: Obama 53%, McCain 43%.
If anything the internals are even more devastating than the topline ...
Overall, Obama is leading 53 percent to 43 percent among likely voters, and for the first time in the general-election campaign, voters gave the Democrat a clear edge on tax policy and providing strong leadership.
McCain has made little headway in his attempts to convince voters that Obama is too "risky" or too "liberal." Rather, recent strategic shifts may have hurt the Republican nominee, who now has higher negative ratings than his rival and is seen as mostly attacking his opponent rather than addressing the issues that voters care about. Even McCain's supporters are now less enthusiastic about his candidacy, returning to levels not seen since before the Republican National Convention.
Conversely, Obama's pitch to the middle class on taxes is beginning to sink in; nearly as many said they think their taxes would go up under a McCain administration as under an Obama presidency, and more see their burdens easing with the Democrat in the White House.
Once McCain loses the contest on leadership, unless he's going to run on green backgrounds, what's he got?Late Update
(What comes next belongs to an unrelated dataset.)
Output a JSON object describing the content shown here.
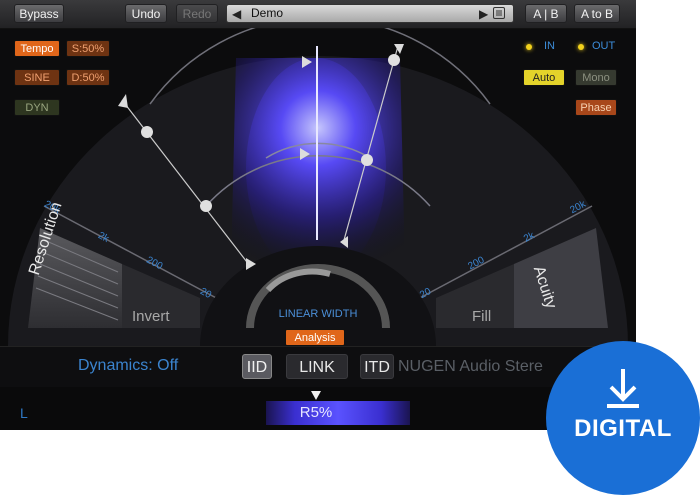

: Just a few more of the internals because they're pretty striking. On who's the stronger leader: Obama 54%, McCain 40%. Who better understands the economic problems people in this country are having: Obama 58%, McCain 28%. Given that McCain's entire campaign is based on his leadership credentials and that we're in the throes of an historic economic crisis, I don't know which of those two numbers are more devastating for McCain. But they're both awful bad.